Craft the content of your follow up email so that it’s positive, friendly, and helpful. Your goal is to be engaging. Capture their attention. And, keep it short.

Also, try to avoid boring common phrases that are commonly used. They’re not engaging and the optics do not position you as an innovator.

Avoid using phrases like:

“Bumping this to the top of your inbox.”

“Just checking in.”

“Wondering if you had time to review my last email?”

Some folks worry that following up will annoy their prospects and put them off entirely. There’s truth in that — if it’s done discourteously.

It can certainly be a turn off if you overload your emails with common phrases, do zero research on your prospect, email with high frequency, are generally overly pushy in your tone, and provide zero value.

If you’re engaging, courteous, and drive value for the recipient you will look proactive and helpful. Try to talk more about them and not you. Treat it less like a ‘nag’ or reminder and more like a continuation of your first email.

Here’s an example follow up:

Hi John,

Loved yesterday’s video with the dancing panda and orange soda can :D

Your website should be huge!

I can help make that happen with a special project I’m setting up with other amazing publishers. Spaces are filling up.

Together, we’ll boost your audience!

How do you plan on growing your visitorbase over the next six months?

Keep following up like this. Again, and again. Be relentless. Each time, gradually drip-feed more detail and convey momentum.

Still no luck? Try contacting more people in the organization. It may be the case you’re speaking to the wrong person.

It’s possible to use tools like Yesware to track email open rates, and by proxy, the level of interest in the email subject you used. I don’t personally— having only ever used replies as the success metric.

Register and use your own domain to email from (not It doesn’t have to be expensive. Prospects will check the domain, so have a basic but attractive and informative website.

You may not have customers yet, but there are other ways to demonstrate credibility on your website: publish screenshots/videos, market research, social proof, and the relevant work experience and educational background of the founders, etc.

The goal is to make the opportunity feel real, imminent, and actionable now. But, of course, don’t mislead on timescales. Use no-code tools like Wix to get a website up quickly.

Link to your LinkedIn profile in your email signature and make sure it’s up to date. Show off personal credentials and experience relevant to your startup.

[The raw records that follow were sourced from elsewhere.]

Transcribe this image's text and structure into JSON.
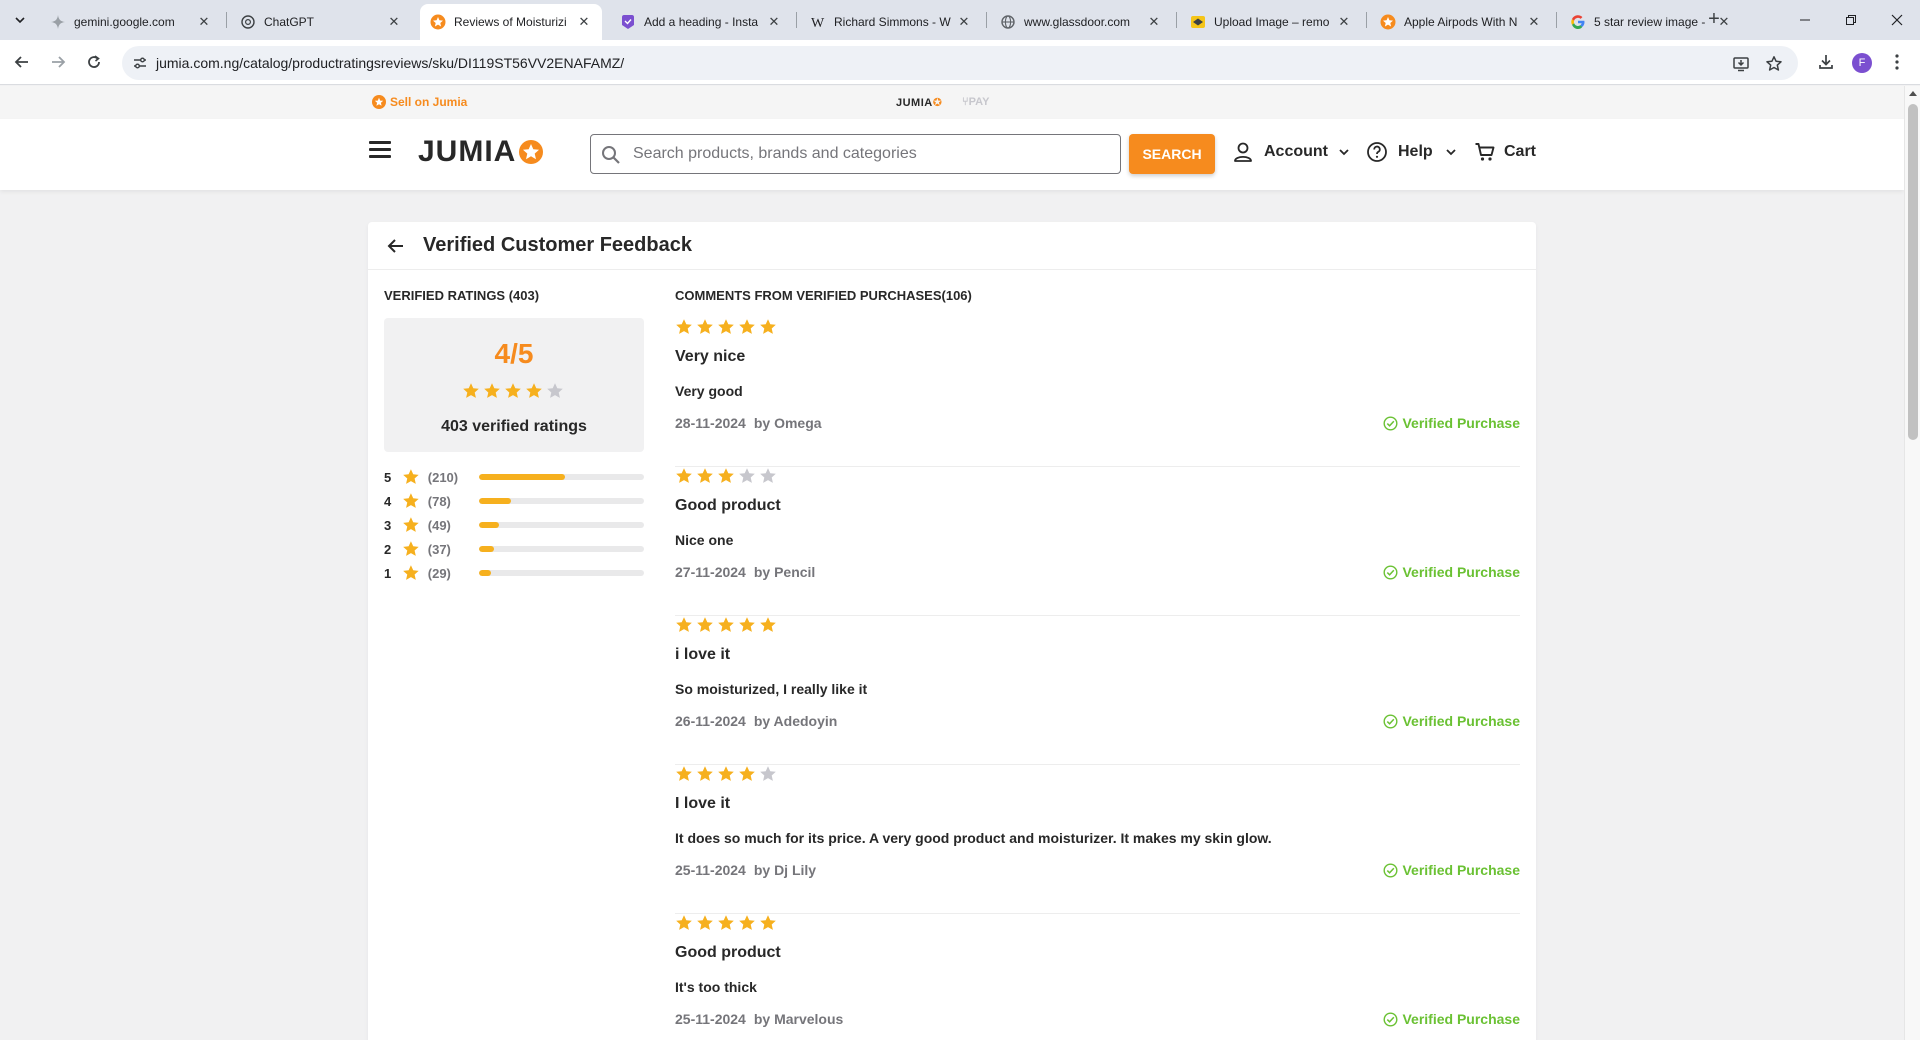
{
  "browser": {
    "tabs": [
      {
        "title": "gemini.google.com",
        "icon": "gemini-icon",
        "active": false
      },
      {
        "title": "ChatGPT",
        "icon": "chatgpt-icon",
        "active": false
      },
      {
        "title": "Reviews of Moisturizi",
        "icon": "jumia-icon",
        "active": true
      },
      {
        "title": "Add a heading - Insta",
        "icon": "canva-icon",
        "active": false
      },
      {
        "title": "Richard Simmons - W",
        "icon": "wikipedia-icon",
        "active": false
      },
      {
        "title": "www.glassdoor.com",
        "icon": "globe-icon",
        "active": false
      },
      {
        "title": "Upload Image – remo",
        "icon": "remove-bg-icon",
        "active": false
      },
      {
        "title": "Apple Airpods With N",
        "icon": "jumia-icon",
        "active": false
      },
      {
        "title": "5 star review image -",
        "icon": "google-icon",
        "active": false
      }
    ],
    "url": "jumia.com.ng/catalog/productratingsreviews/sku/DI119ST56VV2ENAFAMZ/",
    "profile_initial": "F"
  },
  "topstrip": {
    "sell_label": "Sell on Jumia",
    "brand": "JUMIA",
    "pay": "PAY"
  },
  "header": {
    "logo": "JUMIA",
    "search_placeholder": "Search products, brands and categories",
    "search_button": "SEARCH",
    "account_label": "Account",
    "help_label": "Help",
    "cart_label": "Cart"
  },
  "page": {
    "title": "Verified Customer Feedback",
    "ratings_heading": "VERIFIED RATINGS (403)",
    "comments_heading": "COMMENTS FROM VERIFIED PURCHASES(106)",
    "score": "4/5",
    "score_stars": 4,
    "verified_count_label": "403 verified ratings",
    "distribution": [
      {
        "stars": "5",
        "count": "(210)",
        "fraction": 0.521
      },
      {
        "stars": "4",
        "count": "(78)",
        "fraction": 0.194
      },
      {
        "stars": "3",
        "count": "(49)",
        "fraction": 0.122
      },
      {
        "stars": "2",
        "count": "(37)",
        "fraction": 0.092
      },
      {
        "stars": "1",
        "count": "(29)",
        "fraction": 0.072
      }
    ]
  },
  "reviews": [
    {
      "rating": 5,
      "title": "Very nice",
      "body": "Very good",
      "date": "28-11-2024",
      "author": "by Omega",
      "verified": "Verified Purchase"
    },
    {
      "rating": 3,
      "title": "Good product",
      "body": "Nice one",
      "date": "27-11-2024",
      "author": "by Pencil",
      "verified": "Verified Purchase"
    },
    {
      "rating": 5,
      "title": "i love it",
      "body": "So moisturized, I really like it",
      "date": "26-11-2024",
      "author": "by Adedoyin",
      "verified": "Verified Purchase"
    },
    {
      "rating": 4,
      "title": "I love it",
      "body": "It does so much for its price. A very good product and moisturizer. It makes my skin glow.",
      "date": "25-11-2024",
      "author": "by Dj Lily",
      "verified": "Verified Purchase"
    },
    {
      "rating": 5,
      "title": "Good product",
      "body": "It's too thick",
      "date": "25-11-2024",
      "author": "by Marvelous",
      "verified": "Verified Purchase"
    }
  ],
  "colors": {
    "accent": "#f68b1e",
    "star_filled": "#f6b01e",
    "star_empty": "#c7c7cd",
    "verified": "#6ac133"
  }
}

Also, make sure you have SPF and DKIM records setup for your email account, otherwise, a ton of outbound email could be going to spam.

Check your inbox soon for Part 3: Converting targets into customers 🤝

Not subscribed to this newsletter? Let’s fix that right now 😉 👇